National Status: Nb
Local Status: Rare and very local resident.
Local Record: Grade 3 See here for explanation
Flight time: May-Jun.
Foodplant: Seedlings of Downy and Silver Birch and also on Bog-myrtle
|Year first recorded||1883||1857||1883||1883|
|Year last recorded||1950||2014||1993||2014|
|Number of records||3||14||25||19|
|Number of individuals||0||31||26||6|
For the county, we have a total of 61 records from 37 sites. First recorded in 1857.
Sutton & Beaumont, 1989: A local and mainly day-flying moth, seemingly now quite scarce with few records since 1970.
2012 (CHF): A National BAP species which has declined all over England though it is still doing fairly well in the north-west of Scotland. The only post-2000 records have been from its old site at Bishop Wood and in 2011 from an unexpected new site in VC62 near Boltby.
2020 (CHF): Today, another map with no red dots from 2020. Black dots are post-1950. If anyone recorded Argent and Sable in the county in 2020, I didn’t get the records.
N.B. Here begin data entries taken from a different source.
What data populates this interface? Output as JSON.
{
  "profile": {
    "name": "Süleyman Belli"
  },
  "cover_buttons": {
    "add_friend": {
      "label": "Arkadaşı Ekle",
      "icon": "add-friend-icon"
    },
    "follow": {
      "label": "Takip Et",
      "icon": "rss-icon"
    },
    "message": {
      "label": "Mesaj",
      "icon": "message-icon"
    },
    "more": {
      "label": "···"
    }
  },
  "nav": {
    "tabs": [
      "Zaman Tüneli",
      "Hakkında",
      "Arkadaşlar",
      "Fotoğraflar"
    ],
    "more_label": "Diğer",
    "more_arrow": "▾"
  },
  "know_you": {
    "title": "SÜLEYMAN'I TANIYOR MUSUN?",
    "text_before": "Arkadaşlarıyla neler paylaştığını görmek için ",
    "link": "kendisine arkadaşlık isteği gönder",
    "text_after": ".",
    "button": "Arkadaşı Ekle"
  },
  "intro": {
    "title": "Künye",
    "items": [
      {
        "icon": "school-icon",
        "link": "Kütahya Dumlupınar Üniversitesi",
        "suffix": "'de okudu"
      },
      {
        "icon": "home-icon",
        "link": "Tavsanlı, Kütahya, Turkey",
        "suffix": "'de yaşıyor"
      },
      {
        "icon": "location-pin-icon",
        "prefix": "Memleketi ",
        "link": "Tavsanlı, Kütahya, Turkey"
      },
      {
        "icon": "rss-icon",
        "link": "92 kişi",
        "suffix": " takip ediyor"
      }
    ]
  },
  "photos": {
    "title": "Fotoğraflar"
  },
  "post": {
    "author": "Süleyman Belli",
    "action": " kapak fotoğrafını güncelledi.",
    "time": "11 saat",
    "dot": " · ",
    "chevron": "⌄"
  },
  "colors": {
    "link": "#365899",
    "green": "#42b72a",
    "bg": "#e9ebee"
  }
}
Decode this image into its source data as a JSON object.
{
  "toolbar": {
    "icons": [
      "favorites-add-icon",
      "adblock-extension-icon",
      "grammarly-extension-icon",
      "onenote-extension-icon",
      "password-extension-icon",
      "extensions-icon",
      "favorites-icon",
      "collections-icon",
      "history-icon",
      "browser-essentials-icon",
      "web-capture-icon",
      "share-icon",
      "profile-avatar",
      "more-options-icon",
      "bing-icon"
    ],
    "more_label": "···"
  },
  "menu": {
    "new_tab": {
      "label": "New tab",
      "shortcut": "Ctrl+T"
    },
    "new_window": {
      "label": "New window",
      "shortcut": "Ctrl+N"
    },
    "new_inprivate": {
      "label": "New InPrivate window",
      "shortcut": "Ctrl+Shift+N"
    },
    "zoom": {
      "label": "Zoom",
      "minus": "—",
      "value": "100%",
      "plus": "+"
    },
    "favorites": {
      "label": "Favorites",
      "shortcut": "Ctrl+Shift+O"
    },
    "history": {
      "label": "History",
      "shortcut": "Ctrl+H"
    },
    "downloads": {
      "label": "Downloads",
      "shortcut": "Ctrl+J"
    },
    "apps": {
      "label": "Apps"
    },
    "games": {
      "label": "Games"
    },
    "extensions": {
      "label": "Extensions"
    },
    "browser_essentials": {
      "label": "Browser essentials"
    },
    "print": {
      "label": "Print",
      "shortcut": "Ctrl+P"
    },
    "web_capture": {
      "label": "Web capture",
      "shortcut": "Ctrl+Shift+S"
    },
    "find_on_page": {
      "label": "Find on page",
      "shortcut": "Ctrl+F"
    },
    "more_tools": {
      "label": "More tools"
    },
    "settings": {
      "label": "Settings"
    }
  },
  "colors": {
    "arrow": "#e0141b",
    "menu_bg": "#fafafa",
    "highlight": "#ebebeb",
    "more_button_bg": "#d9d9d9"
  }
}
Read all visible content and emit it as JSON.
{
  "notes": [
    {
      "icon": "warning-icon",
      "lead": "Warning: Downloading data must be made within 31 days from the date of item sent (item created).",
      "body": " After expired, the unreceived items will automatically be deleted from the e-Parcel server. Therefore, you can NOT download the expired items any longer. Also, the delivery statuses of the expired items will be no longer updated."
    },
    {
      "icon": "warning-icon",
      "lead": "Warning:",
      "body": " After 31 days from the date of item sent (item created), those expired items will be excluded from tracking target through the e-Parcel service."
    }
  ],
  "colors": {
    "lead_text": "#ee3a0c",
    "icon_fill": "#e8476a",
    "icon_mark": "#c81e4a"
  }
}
Argent and Sable in Porritt’s day was “common in several localities among birch”. He listed it from several sites in 1883 and in 1907 said it was “abundant in many localities in the southern and western divisions, and occurring as far north as Middlesbrough. It also seemed to have been fairly common in counties to our south and west. It was never common to our north, with very few records, the last Northumberland record being in 1956 from Dipton Woods – a large area of woodland near Hexham. Sutton and Beaumont in 1989 said that it was “now quite scarce with few records since 1970” but listed several sites from the 1970s and 1980s. The Atlas says that it is “much declined in England and Wales, probably due to unfavourable woodland management” but it is “doing a lot better in the western Scotland where it is associated with Bog Myrtle rather than birch.” In Yorkshire, apart from Bishop Wood which has been the main site in the county since Porritt’s time, it is worth looking at the last dates where it has been recorded elsewhere in the last 50 years. Beecroft Moor Plantation, Fewston: 1981. I’ve looked for it here, unsuccessfully though the habitat looked not too bad.
Huntington (York) 1982
Askham Bog 1982
Owston Wood (Doncaster) 1986
Howell Wood Country Park (Barnsley) 1991
Stocksmoor Common (Wakefield) 1993
Stoneycliffe Wood (Wakefield) 1993
In 2011 a colony was found at Boltby Forest where we have had several records of good numbers up to 2018. In 2018 a moth was also seen in woodland north of Hawnby (also the Small Brindled Beauty site). So, the current situation is that we appear to have two colonies in the county – healthy numbers at Bishop Wood and regular sightings in the Boltby/Hawnby area. For a showy day-flying moth, one could be forgiven for thinking that it would be unmissable, however I suspect that there may well be other colonies in the county waiting to be discovered. If we get some sunshine at the end of May and we’re not all “locked down”, it would be nice to search for more colonies. In addition to exploring more woodland in the Boltby/Hawnby areas, there may be places near Bishop Wood. Gateforth Wood to the south west looks promising – I went there too late in the year to find it. Other woodland in VC63 where it was found in the 1980s is also worth searching, especially if you can find some with low birch regrowth. It’s not impossible it might turn up again at Strensall or Skipwith Commons where there are records from the 1950s and 60s.
This is a day-flying species which should be looked for on warm sunny days at the end of May. If you look for it after the middle of June it will be too late, and the best time is probably the last week in May or the very beginning of June. It needs birch woodland (either silver or downy birch) with trees of different ages – the larvae seem to like low regrowth less than 40cm tall in full sunshine. So coppiced woodland is ideal, and the lack of coppicing may be linked with its downfall. It is worth looking for the larvae in July. They feed in spinnings – wrapped inside a folded birch leaf, feeding on the inside of the leaf creating windows which can reveal their presence. The larvae are reasonably distinctive, though it is possible to mistake them for July Highflyer which can also feed on birch.